It’s an unofficial statistic, but MMA is something like 0-for-4,563 when it comes to giving its fighters storybook endings. The latest to get a shot was Fedor Emelianenko, who at 42 years old was trying to become Bellator’s heavyweight champion on Saturday night at Bellator 214, against all odds and decorum. Had he beat Ryan Bader to close out the Heavyweight Grand Prix — had the old Emperor successfully stormed the West one last time — he could have gotten the hell out and left all the authors of his legacy scrambling for the right superlatives.
Instead, he got smashed by a left hand. Worse, he barely reacted to that inbound left as it made its way towards his face. When the punch landed, the light flickered in the attic and his blue eyes went to some distant spot on the horizon. Bader wasted little time in blasting him again after he fell. And then again, just for good measure.
Total bout time: 35 seconds.
Total groans of sadness: 3,298,470.
We all knew the fight could go like that. Still, the romantic possibility of seeing Goliath toppled by a rarely understood Russian monastic — whose spookiest trait has always been his meditative calm — was enough to tune in with the hopes of being wrong.
Didn’t happen. Fedor just looked outdated. His reflexes were slow. Gravity wasn’t on his side. He fell like a man who’d come unrooted from our psyche, like an old oak being nudged along by the wind. The thing was over the second Bader went into his throwing motion. Damnit, Fedor! One slip and rip and you’re carried out on the shoulders of lesser men! The champion with nothing left to prove.
Of course, all of that is hypothetical hooey, because who even knows if Fedor would have walked away had he defeated Bader? Chances are he wouldn’t have. Bellator could have put him against Tito Ortiz — another fighter who missed out on a storybook ending, even after he’d already achieved it — or somebody else. Fedor retired once already in 2012, after defeating Pedro Rizzo in St. Petersburg, and reemerged three and a half years later for a bout against Singh Jaideep. He kept going. He kept going even after getting knocked out by Matt Mitrione in New York, when his eulogies began showing up in earnest. His response to that was to enter the HW Grand Prix.

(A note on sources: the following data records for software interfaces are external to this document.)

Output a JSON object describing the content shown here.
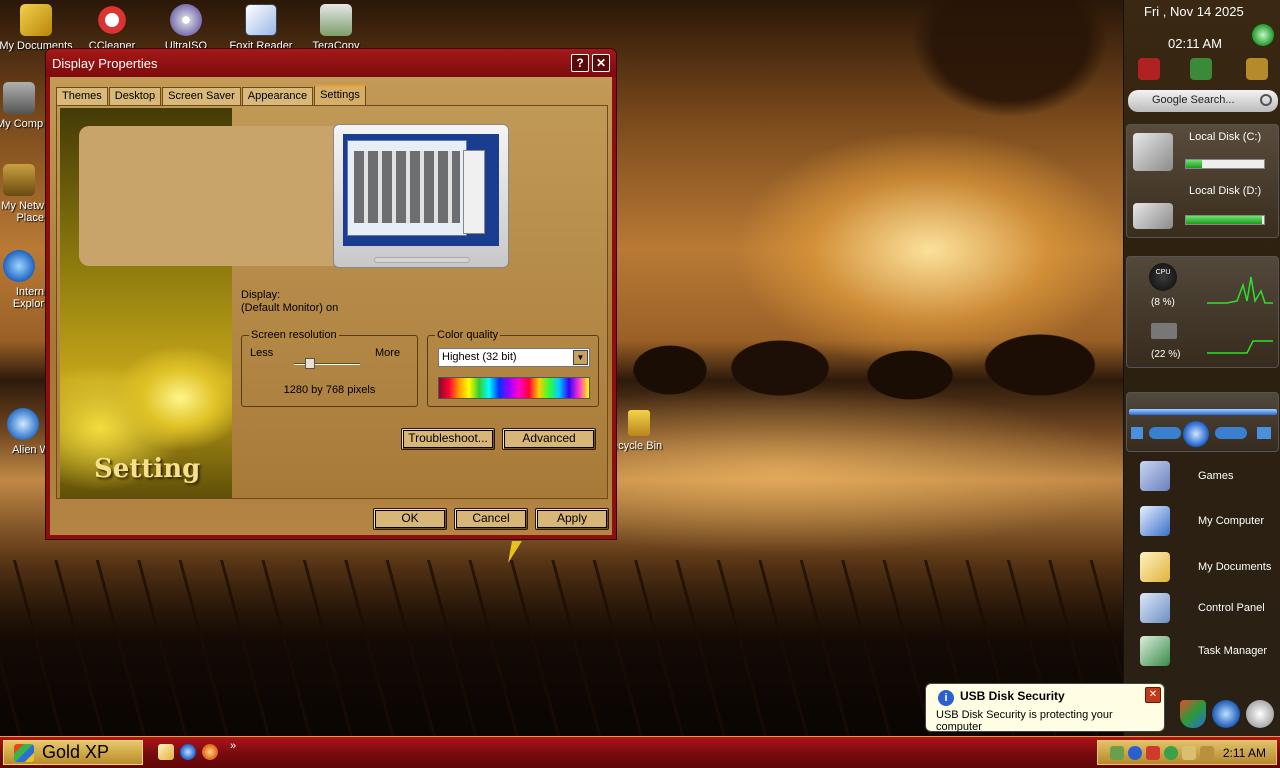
{
  "desktop": {
    "icons": [
      {
        "label": "My Documents"
      },
      {
        "label": "CCleaner"
      },
      {
        "label": "UltraISO"
      },
      {
        "label": "Foxit Reader"
      },
      {
        "label": "TeraCopy"
      },
      {
        "label": "My Comp"
      },
      {
        "label": "My Netw Place"
      },
      {
        "label": "Intern Explor"
      },
      {
        "label": "Alien W"
      },
      {
        "label": "ecycle Bin"
      }
    ]
  },
  "window": {
    "title": "Display Properties",
    "help_btn": "?",
    "close_btn": "✕",
    "tabs": [
      "Themes",
      "Desktop",
      "Screen Saver",
      "Appearance",
      "Settings"
    ],
    "active_tab": "Settings",
    "side_image_text": "Setting",
    "display_label": "Display:",
    "display_value": "(Default Monitor) on",
    "resolution": {
      "legend": "Screen resolution",
      "less": "Less",
      "more": "More",
      "value": "1280 by 768 pixels",
      "slider_position": 0.33
    },
    "color_quality": {
      "legend": "Color quality",
      "selected": "Highest (32 bit)",
      "arrow": "▼"
    },
    "buttons": {
      "troubleshoot": "Troubleshoot...",
      "advanced": "Advanced",
      "ok": "OK",
      "cancel": "Cancel",
      "apply": "Apply"
    }
  },
  "sidebar": {
    "date": "Fri , Nov 14 2025",
    "time": "02:11 AM",
    "search_placeholder": "Google Search...",
    "disks": [
      {
        "label": "Local Disk (C:)",
        "used_fraction": 0.2
      },
      {
        "label": "Local Disk (D:)",
        "used_fraction": 0.98
      }
    ],
    "cpu_label": "CPU",
    "cpu_percent": "(8 %)",
    "mem_percent": "(22 %)",
    "quick_links": [
      "Games",
      "My Computer",
      "My Documents",
      "Control Panel",
      "Task Manager"
    ]
  },
  "balloon": {
    "info_icon": "i",
    "title": "USB Disk Security",
    "body": "USB Disk Security is protecting your computer",
    "close": "✕"
  },
  "taskbar": {
    "start_label": "Gold XP",
    "more": "»",
    "clock": "2:11 AM"
  }
}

Because he did, he set himself up — improbably — for Saturday night’s show at the Forum. It had the feel of an “event,” even if wasn’t a glamorous journey. Bellator brushed off that old blunderbuss Frank Mir for his quarter-finals fight, which was a merciful way to get him rolling. He then took out Chael Sonnen in the semis, which was a little anticlimactic as well. Sonnen has been busy doing a lot of gigs. Let’s be real here: Fedor got this far on smoke and mirrors. Not that there’s any shame in it.
But had he beat Bader — the light heavyweight champion who has morphed into a juggernaut in Bellator, after finishing his UFC run on a 7-1 streak — there wouldn’t have been any asterisks. Bader was the reality check. Heading in, Bader had an edge in current credentials, in youth, in athletic power and in premonitions. Bellator’s ideal tournament was to get Fedor to the finals. Somehow, it did. What was the plan once he got there? Well, see, that’s where it got interesting. Fedor was on his own. He was cast as a cinematic underdog with very little logical shot. In other words, right at the precipice of drafting the perfect end to his own story.
It was all right there.
Had he won, by god, it would have been pandemo…
Anyway, he didn’t win. He didn’t really land a punch. The fight game is cruel, and it’s in the face of that cruelty that we scheme such beautiful deceptions. That belt would have looked poetic around Fedor’s waist, but it looks right around Bader’s. Bader is in his prime; which is to say, for him there’s no writing on the wall. Not yet. But that writing’s been there for Fedor. It wasn’t hard to read. There never was going to be a happy ending for the heavyweight great.
No matter how fun it was to imagine otherwise.